MACHADO, RE-ELECTION, AND PROROGATION
PRESIDENT GERARDO MACHADO Y MORALES, General of the War of Independence, was deposed August 12, 1933. Highly popular during the term to which he was elected in 1924, he was re-elected after he had announced he would not run again --and, furthermore, he accepted a prorogation of powers. The scanty revenues of the nation, due to the low price of sugar, compelled him to reduce the budget to 45 millions, part of which had to be applied to the public debt. The country was in a constant state of anxiety, and popular opinion turned against him. Finally, President Roosevelt's Administration became antagonistic, and this added pressure overthrew his regime.
In April 1933, President Franklin D. Roosevelt decided to send Sumner Welles as Ambassador to Cuba. When Welles was appointed, Secretary of State Cordell Hull issued several statements explaining the attitude of the North American Government regarding the Cuban problem. After saying that the United States"was compelled to look upon the situation existing in Cuba with the greatest concern," Mr. Hull instructed Welles to "point out to President Machado in the most forceful terms that, in the opinion of your Government, no general improvement of conditions in Cuba can be expected until there is a definite cessation of that state of terrorism which has existed for so long a period throughout Cuba and particularly in Havana."

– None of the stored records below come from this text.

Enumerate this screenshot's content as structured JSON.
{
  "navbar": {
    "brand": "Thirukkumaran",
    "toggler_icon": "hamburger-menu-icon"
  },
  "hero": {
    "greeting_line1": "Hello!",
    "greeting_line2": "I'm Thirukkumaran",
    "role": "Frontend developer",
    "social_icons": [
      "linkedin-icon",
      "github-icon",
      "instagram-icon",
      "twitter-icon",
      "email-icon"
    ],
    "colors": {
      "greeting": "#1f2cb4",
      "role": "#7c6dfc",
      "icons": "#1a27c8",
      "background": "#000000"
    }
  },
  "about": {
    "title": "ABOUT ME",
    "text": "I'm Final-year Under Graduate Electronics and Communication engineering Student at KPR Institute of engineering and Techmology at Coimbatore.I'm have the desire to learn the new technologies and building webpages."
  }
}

In the same directive, Hull told Welles to offer the good offices of the United States in an effort to mediate the quarrel between Machado and his Opposition. From the day Welles